Turning to performance measures, generally we believe the impact of obsessive monitoring is often not fully understood or considered. For example, quarterly measurement of value and returns is now a standard requirement for the majority of funds. This is great news for valuers and MSCI and was driven by the retail funds who sought measurement analysis to assist in fund raising and to support marketing. This results in constant pressure on fund managers not to deviate from the index. Such regular performance measurement methods in our view are not necessary for endowment funds who do not have the same ”marketing requirements’’ and indeed can be a disadvantage, creating short-termism in strategy when a long term approach would be more in line with their objectives. This can be seen with investments such as commercial ground rents or strategic land, which may offer little in terms of short term performance, but provide significant returns over a 10 or 20-year period as reversions / planning comes through in a time frame that is more in line with an endowment’s long term investment horizon.
We find that half yearly or yearly valuations and returns analysis are sufficient for most endowment funds, with a more regular review of income and more beneficial income risk.

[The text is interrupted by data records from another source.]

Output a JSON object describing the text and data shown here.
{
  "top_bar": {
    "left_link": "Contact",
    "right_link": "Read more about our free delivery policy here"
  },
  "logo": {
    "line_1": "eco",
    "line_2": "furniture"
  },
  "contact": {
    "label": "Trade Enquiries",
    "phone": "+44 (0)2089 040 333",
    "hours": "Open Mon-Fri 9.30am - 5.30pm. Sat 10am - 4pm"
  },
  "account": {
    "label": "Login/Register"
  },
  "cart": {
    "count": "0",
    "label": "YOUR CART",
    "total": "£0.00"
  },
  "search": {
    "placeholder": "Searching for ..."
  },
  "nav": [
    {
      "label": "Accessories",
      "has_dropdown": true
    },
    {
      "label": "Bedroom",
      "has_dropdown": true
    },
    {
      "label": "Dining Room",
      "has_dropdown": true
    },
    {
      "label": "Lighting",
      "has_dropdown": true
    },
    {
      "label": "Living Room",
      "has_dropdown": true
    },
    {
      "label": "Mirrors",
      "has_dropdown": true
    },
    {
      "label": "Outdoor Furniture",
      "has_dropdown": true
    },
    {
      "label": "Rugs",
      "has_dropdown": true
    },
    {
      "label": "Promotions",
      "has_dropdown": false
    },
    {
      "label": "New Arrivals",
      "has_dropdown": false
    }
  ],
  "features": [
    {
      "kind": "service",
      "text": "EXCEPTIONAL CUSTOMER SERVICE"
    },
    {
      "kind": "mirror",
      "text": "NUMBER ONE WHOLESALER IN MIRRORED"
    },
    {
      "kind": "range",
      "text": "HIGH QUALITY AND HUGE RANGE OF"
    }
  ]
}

An annual review of progress in achieving the overall investment strategy is also recommended.